I am interested in understanding how to fight diseases. My research is directed at discovering drug leads and at understanding biological processes relevant for health. Since most drug discovery efforts fail – often after investment of many millions of dollars – I am also interested in tactics that use the scientific method and statistical evaluation of evidence to mitigate risk, accelerate learning, and improve decision-making in projects. My approach to these research and project challenges is based on collaboration with scientists and students at all levels of their training.
For drug discovery I use comparative genomics to identify proteins that may be good targets for new medicines. Experiments with biology and biochemistry are then used to determine if manipulation of these candidate drug targets is likely to be beneficial. Collaborations with chemists provide the molecular inventions essential to test these ideas, and establish confidence that an effective medicine is possible to achieve. Molecular modeling and collaborations with structural biologists are used to understand how candidate drugs interact with their targets, and to guide the improvement of drug design.

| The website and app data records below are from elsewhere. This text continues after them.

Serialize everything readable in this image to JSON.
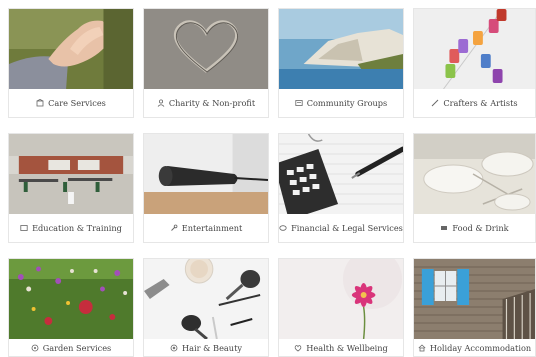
{
  "categories": [
    {
      "label": "Care Services",
      "icon": "care-icon"
    },
    {
      "label": "Charity & Non-profit",
      "icon": "charity-icon"
    },
    {
      "label": "Community Groups",
      "icon": "community-icon"
    },
    {
      "label": "Crafters & Artists",
      "icon": "brush-icon"
    },
    {
      "label": "Education & Training",
      "icon": "education-icon"
    },
    {
      "label": "Entertainment",
      "icon": "microphone-icon"
    },
    {
      "label": "Financial & Legal Services",
      "icon": "finance-icon"
    },
    {
      "label": "Food & Drink",
      "icon": "food-icon"
    },
    {
      "label": "Garden Services",
      "icon": "garden-icon"
    },
    {
      "label": "Hair & Beauty",
      "icon": "beauty-icon"
    },
    {
      "label": "Health & Wellbeing",
      "icon": "health-icon"
    },
    {
      "label": "Holiday Accommodation",
      "icon": "holiday-icon"
    }
  ]
}
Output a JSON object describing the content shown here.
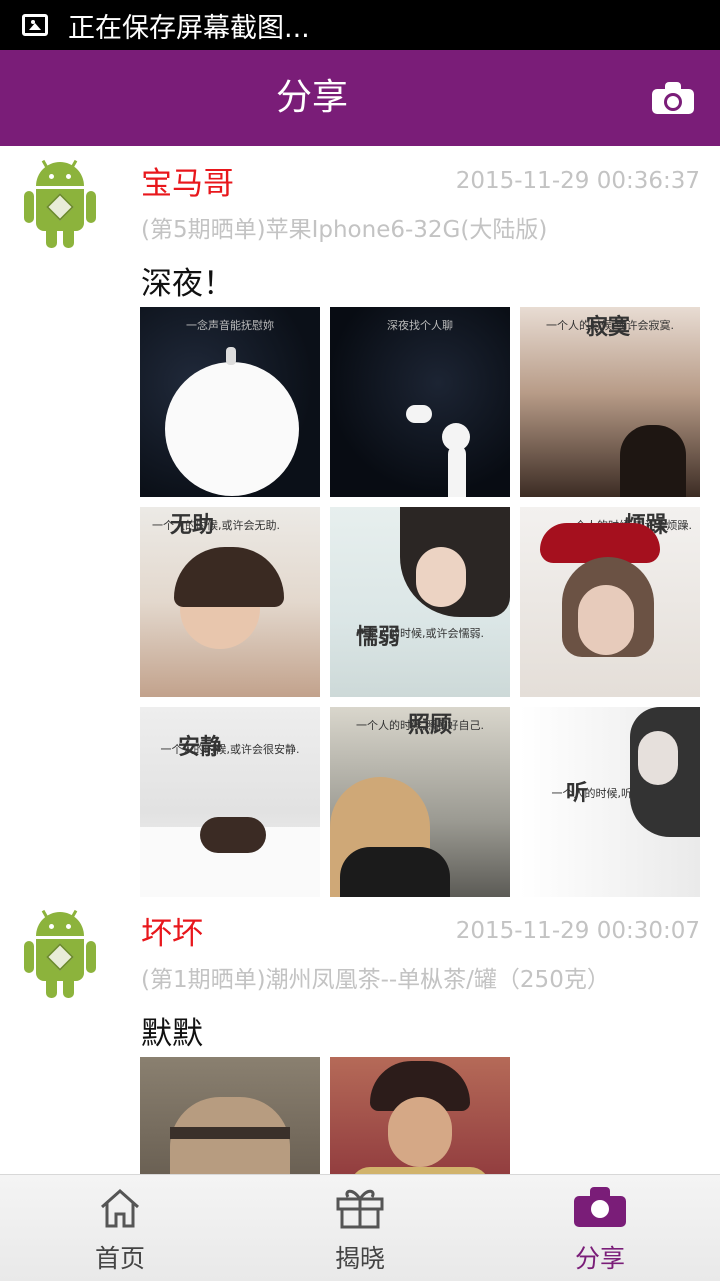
{
  "status_bar": {
    "notification_text": "正在保存屏幕截图..."
  },
  "app_bar": {
    "title": "分享",
    "action_icon": "camera-icon"
  },
  "posts": [
    {
      "user_name": "宝马哥",
      "timestamp": "2015-11-29 00:36:37",
      "product": "(第5期晒单)苹果Iphone6-32G(大陆版)",
      "content": "深夜！",
      "images": [
        {
          "caption": "一念声音能抚慰妳",
          "title": ""
        },
        {
          "caption": "深夜找个人聊",
          "title": ""
        },
        {
          "caption": "一个人的时候,或许会寂寞.",
          "title": "寂寞"
        },
        {
          "caption": "一个人的时候,或许会无助.",
          "title": "无助"
        },
        {
          "caption": "一个人的时候,或许会懦弱.",
          "title": "懦弱"
        },
        {
          "caption": "一个人的时候,或许会烦躁.",
          "title": "烦躁"
        },
        {
          "caption": "一个人的时候,或许会很安静.",
          "title": "安静"
        },
        {
          "caption": "一个人的时候,照顾好自己.",
          "title": "照顾"
        },
        {
          "caption": "一个人的时候,听一首歌.",
          "title": "听"
        }
      ]
    },
    {
      "user_name": "坏坏",
      "timestamp": "2015-11-29 00:30:07",
      "product": "(第1期晒单)潮州凤凰茶--单枞茶/罐（250克）",
      "content": "默默",
      "images": [
        {
          "caption": "",
          "title": ""
        },
        {
          "caption": "",
          "title": ""
        }
      ]
    }
  ],
  "tabs": [
    {
      "label": "首页",
      "icon": "home-icon"
    },
    {
      "label": "揭晓",
      "icon": "gift-icon"
    },
    {
      "label": "分享",
      "icon": "camera-icon"
    }
  ],
  "colors": {
    "primary": "#7a1d78",
    "user_name": "#e8171c",
    "meta_text": "#c3c3c3"
  }
}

I have been fortunate to work with great teams in industry on development of medicines now used to treat infectious diseases, multiple sclerosis, high blood pressure, heart failure, high cholesterol, infertility, and metabolic disorders. This includes experience with all stages of drug discovery and development, from identification of targets and candidate molecules to clinical proof of concept, registration studies, regulatory approval, and product launch. I have also been fortunate to work with many great students, starting with the bioinformatics course "Drug Discovery and Development" that I created and taught in the Rabb School at Brandeis University, and continuing with high school, college, and graduate students at the MBL.